Advertising can be a good way to advertise, but only if it’s done in a way that isn’t related to spammers and scams. Buying lists and sending out an onslaught of untargeted letters isn’t likely to do much for your business. Creating informative emails and sending them only to those likely to be interested is a much better bet.

With tons of things offered on the internet, it’s impossible to get attention simply by being loud or persistent. In fact, those old strategies seem desperate in today’s market. Instead, creative, hip and innovative advertisements can push a product or business over the top. Videos can go viral, ads can be forwarded in email chains and a quirky campaign can sweep the nation.

Online advertising can benefit those willing to take the time to learn about strategies and trends in the online marketpalce. And, while it can be intimidating to launch your own online advertising campaign, know that the rules are always changing. All it takes is one great idea and a creative person to shake up the rules and start a new wave of advertising techniques!

Innovative and Low Cost Advertising

A New Book Details Marketing Ideas from Entrepreneurs

Lack of money for advertising often leads to innovative thinking for ways to market. A new book, The Risk Takers (Vanguard Press, 2010) by Renee and Don Martin profiles 16 entrepreneurs and their strategies for success including their successful marketing ideas.

Low or No Budget Advertising

Five of the sixteen companies include:

  • The author’s own real estate business
  • Amy’s Kitchen
  • The Geek Squad
  • John Paul Mitchell Systems
  • Kinko’s

Each of the sixteen case studies provides a look at the startup, the rise to success, and often times the sale of highly successful companies along with the challenges faced along the way. One of those challenges included no money for advertising.

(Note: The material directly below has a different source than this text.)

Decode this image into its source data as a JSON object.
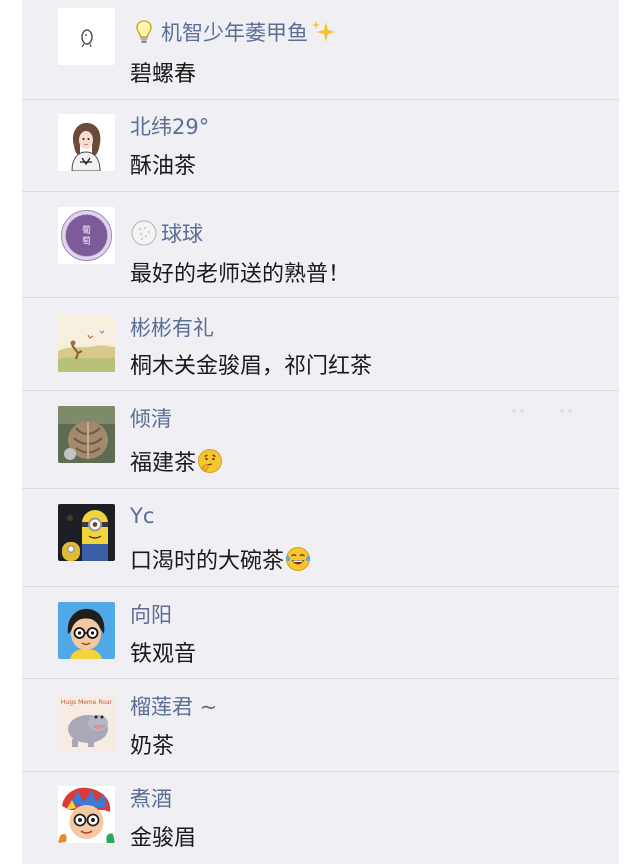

Innovative Marketing

Amy’s Kitchen started their rise to fame by traveling to trade shows and making in person sales calls. The company’s products are made of organic products which sets them apart from many of the frozen food lines. The company thought the quality of the product deserved a first-hand account. As such, Amy’s Kitchen got noticed without spending large amounts of money for advertising instead opting for face-to-face meetings and promoting.

The authors quoted Robert Stephens, founder of the Geek Squad, “Advertising is a tax you pay on having an unremarkable brand, and training is a tax you pay for having an uninspired internal culture.”

Stephens developed unconventional methods of building his company’s brand through the uniform that his employees wore and with a car painted as a police car with the Geek Squad logo painted on the sides. The Geek Squad is setup after the old television series, Dragnet, and the service professionals are known as agents trying to solve a computer failure crime. Truly, this is unforgettable marketing.

Kinko’s, was founded by Paul Orfalea who had many learning disabilities and could not hold a job. He found a niche and promptly filled it. His method of advertising included selling pens and notebooks on the streets of local college campuses.

Find a Way to Promote

One important message to learn from this book is that all of the startup companies used some form of advertising and marketing. Often times it was a bit unconventional. Nonetheless it worked.

Where there is a will, there is always a way. Taking the time to find the niche can very easily be the answer to finding the way to advertise. Go to where the need is, talk directly to the target market with whatever medium will reach, and get the message to the people.